With exports hit by the slowdown in global trade, these are respectable figures. There is as a consequence a generally solid public confidence in the current stewards of the economy. The protesters point to some real remaining issues and problems, yet have no apparent coherent suggestions for how to rectify them.
The second, more fundamental reason why the “social protests” appear to have lost relevance is because they ignore some more urgent aspects of reality. Last year’s demonstrations took place at the height of the media-generated illusion that peaceful protest was about to bring profound, democratic change to the Arab world. Today, this fiction has been laid bare.
All around, the Middle East is roiling.
In Egypt, a representative of an Islamist movement committed to Israel’s destruction has just won the presidency.
In Syria, the Iran-led regional bloc is engaged in a brutal life or death struggle with a largely Sunni uprising against it. There is a real concern that long-range missiles and even chemical weapons could be transferred into Hizballah-controlled Lebanon if the Assad regime senses that the endgame is drawing near.
From Gaza, the local representatives of Sunni Islamism have been in recent days raining down rockets and missiles on outlying Israeli communities.
In the midst of all this, the activities of a small group of individuals who want to pretend that there is a socio-economic crisis in Israel and that breaking the windows of banks is an appropriate response to it are unsurprisingly failing to find a huge public echo.

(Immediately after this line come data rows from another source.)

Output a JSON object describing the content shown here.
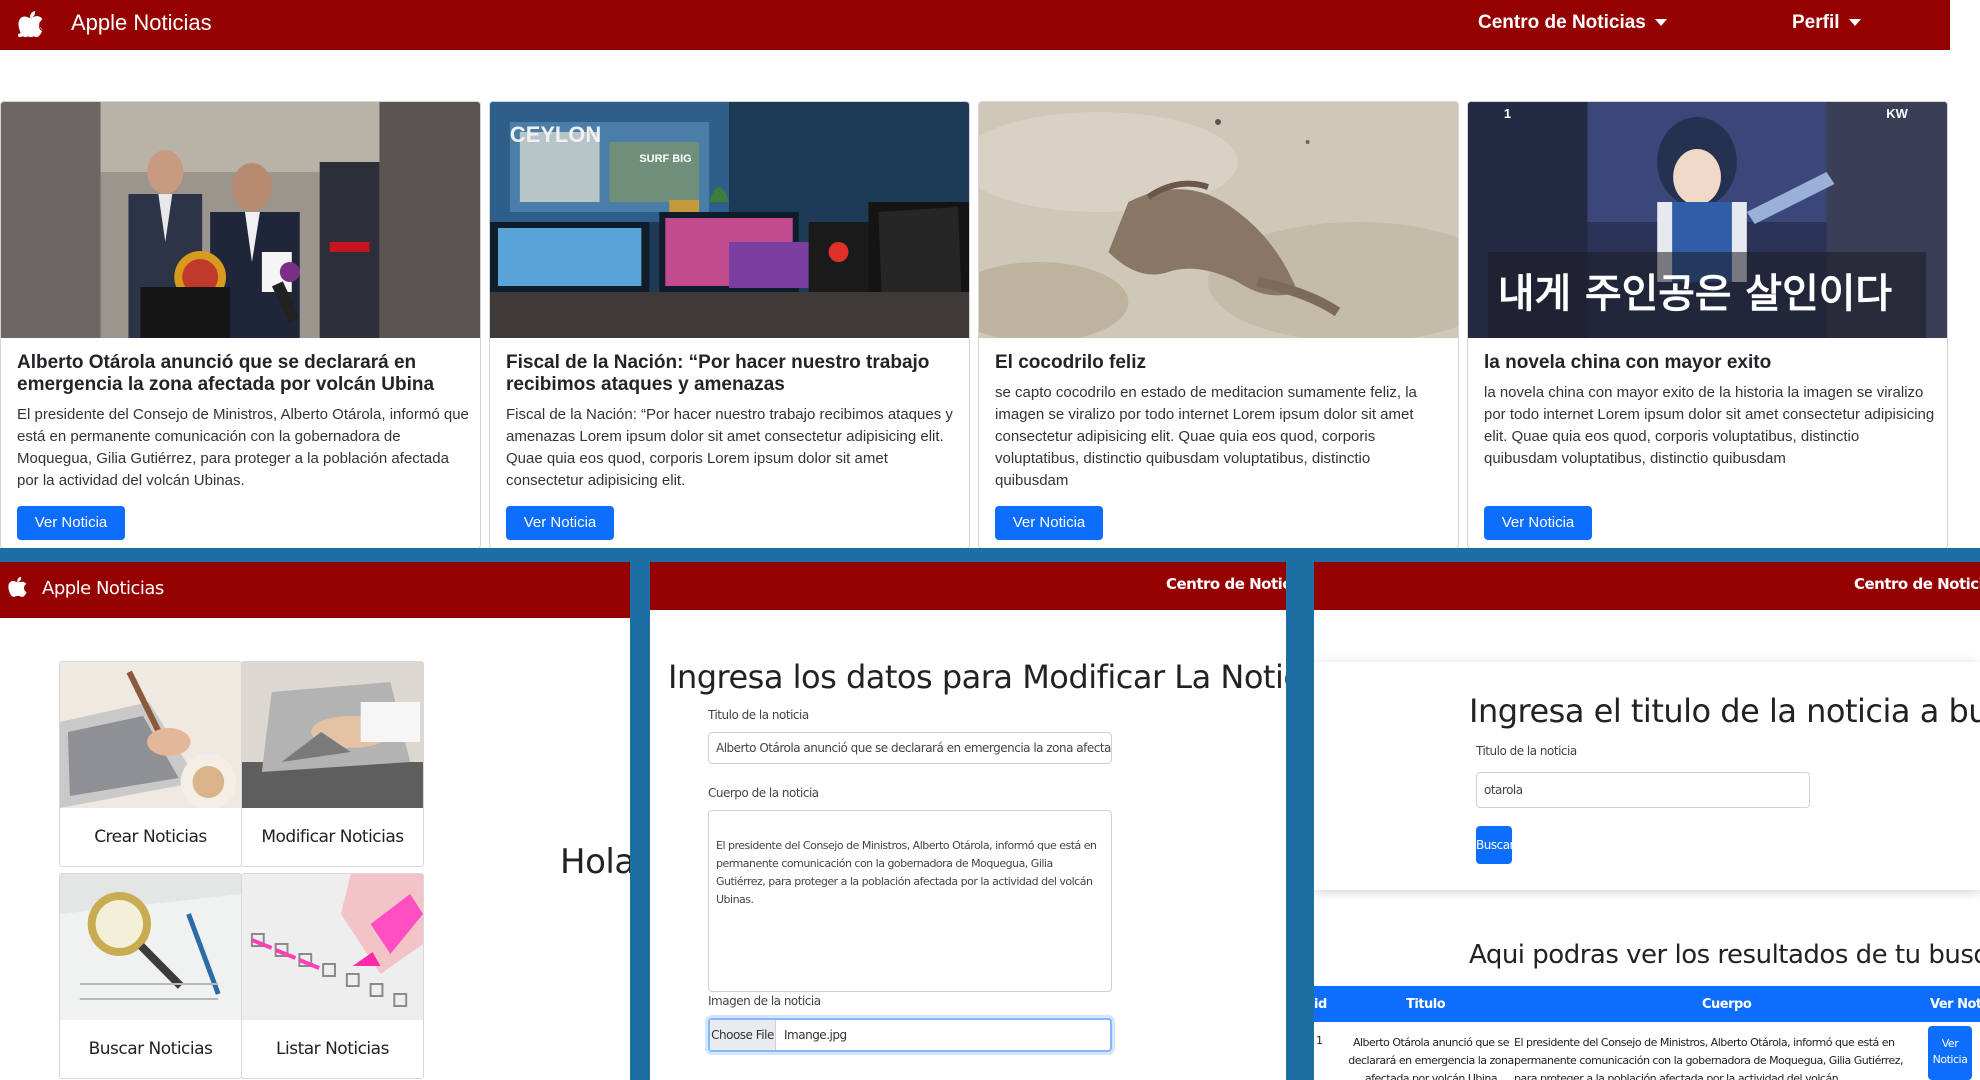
{
  "app": {
    "brand": "Apple Noticias"
  },
  "nav": {
    "centro": "Centro de Noticias",
    "perfil": "Perfil"
  },
  "cards": [
    {
      "title": "Alberto Otárola anunció que se declarará en emergencia la zona afectada por volcán Ubina",
      "body": "El presidente del Consejo de Ministros, Alberto Otárola, informó que está en permanente comunicación con la gobernadora de Moquegua, Gilia Gutiérrez, para proteger a la población afectada por la actividad del volcán Ubinas.",
      "button": "Ver Noticia"
    },
    {
      "title": "Fiscal de la Nación: “Por hacer nuestro trabajo recibimos ataques y amenazas",
      "body": "Fiscal de la Nación: “Por hacer nuestro trabajo recibimos ataques y amenazas Lorem ipsum dolor sit amet consectetur adipisicing elit. Quae quia eos quod, corporis Lorem ipsum dolor sit amet consectetur adipisicing elit.",
      "button": "Ver Noticia"
    },
    {
      "title": "El cocodrilo feliz",
      "body": "se capto cocodrilo en estado de meditacion sumamente feliz, la imagen se viralizo por todo internet Lorem ipsum dolor sit amet consectetur adipisicing elit. Quae quia eos quod, corporis voluptatibus, distinctio quibusdam voluptatibus, distinctio quibusdam",
      "button": "Ver Noticia"
    },
    {
      "title": "la novela china con mayor exito",
      "body": "la novela china con mayor exito de la historia la imagen se viralizo por todo internet Lorem ipsum dolor sit amet consectetur adipisicing elit. Quae quia eos quod, corporis voluptatibus, distinctio quibusdam voluptatibus, distinctio quibusdam",
      "button": "Ver Noticia"
    }
  ],
  "card_image_text": {
    "ceylon": "CEYLON",
    "surf": "SURF BIG",
    "kw": "KW",
    "manhwa_no": "1",
    "korean": "내게 주인공은 살인이다"
  },
  "menu": {
    "crear": "Crear Noticias",
    "modificar": "Modificar Noticias",
    "buscar": "Buscar Noticias",
    "listar": "Listar Noticias",
    "greeting": "Hola c"
  },
  "modify": {
    "heading": "Ingresa los datos para Modificar La Noticia",
    "title_label": "Titulo de la noticia",
    "title_value": "Alberto Otárola anunció que se declarará en emergencia la zona afectada por volcán Ub",
    "body_label": "Cuerpo de la noticia",
    "body_value": "El presidente del Consejo de Ministros, Alberto Otárola, informó que está en permanente comunicación con la gobernadora de Moquegua, Gilia Gutiérrez, para proteger a la población afectada por la actividad del volcán Ubinas.",
    "image_label": "Imagen de la noticia",
    "choose_file": "Choose File",
    "file_name": "Imange.jpg"
  },
  "search": {
    "heading": "Ingresa el titulo de la noticia a buscar",
    "label": "Titulo de la noticia",
    "value": "otarola",
    "button": "Buscar",
    "results_heading": "Aqui podras ver los resultados de tu busqueda",
    "columns": [
      "id",
      "Titulo",
      "Cuerpo",
      "Ver Noticia"
    ],
    "rows": [
      {
        "id": "1",
        "titulo": "Alberto Otárola anunció que se declarará en emergencia la zona afectada por volcán Ubina",
        "cuerpo": "El presidente del Consejo de Ministros, Alberto Otárola, informó que está en permanente comunicación con la gobernadora de Moquegua, Gilia Gutiérrez, para proteger a la población afectada por la actividad del volcán",
        "button": "Ver Noticia"
      }
    ]
  },
  "colors": {
    "navbar": "#950000",
    "primary": "#0d6efd",
    "frame": "#1d6ea3"
  }
}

The much clearer overt presence of far-left elements and pro-Palestinian slogans in the protests this year is a further deterrent to broader sections of the population.
The fundamental issue facing Israeli society is whether it can continue to function and flourish as a small enclave of democracy, Jewish sovereignty, and economic success, at the edge of a hostile sea of dictatorship, failure, and political Islam.
At the center of this is the question of whether policies can be enacted which keep the dangers sufficiently distant to enable the citizenry to live normal lives, raise families, and pursue economic interests.
In the 2000-2006 period, the ability of Israel to achieve this came into serious question. Islamist insurgencies erupting out of Gaza, Lebanon, and the West Bank made the conflict an unavoidable presence for Israelis.
This is no longer the case, if precariously. The Second Intifada was broken militarily. Hizballah to the north and Hamas to the south, The Muslim Brothers in Egypt, the Syrian civil war, all are — at least for the moment — being kept from impacting on the comfortable daily lives of the inhabitants of Israel’s center.
The full restaurants, high levels of tourism, and flourishing cultural life are among the more pleasant fruits of this. Still, most Israelis maintain a strong sense of the surrounding dangers. They understand that if they can pursue normal lives, this is not a reason to relax their guard, but rather a reason to maintain it.
The social protesters, of course, represent that element which does not understand this. In the manner of adolescents, they think that security and prosperity just sort of happen by themselves. So they want to play at being in Europe or North America, advocating other-wordly policies, vandalizing property, attacking police.
With their evident detachment from the realities of the neighborhood, they are one of the more ridiculous manifestations of Israel’s success in keeping the wolves relatively far from the door.
Yet one of the prices of freedom is that not all of its recipients will use it well. The same apparently goes for security. The very possibility of citizens who are giddily unaware of the sober realities their country faces is itself a paradoxical proof of Israel’s continued success in maintaining itself as a fertile enclave on the edge of a wasteland.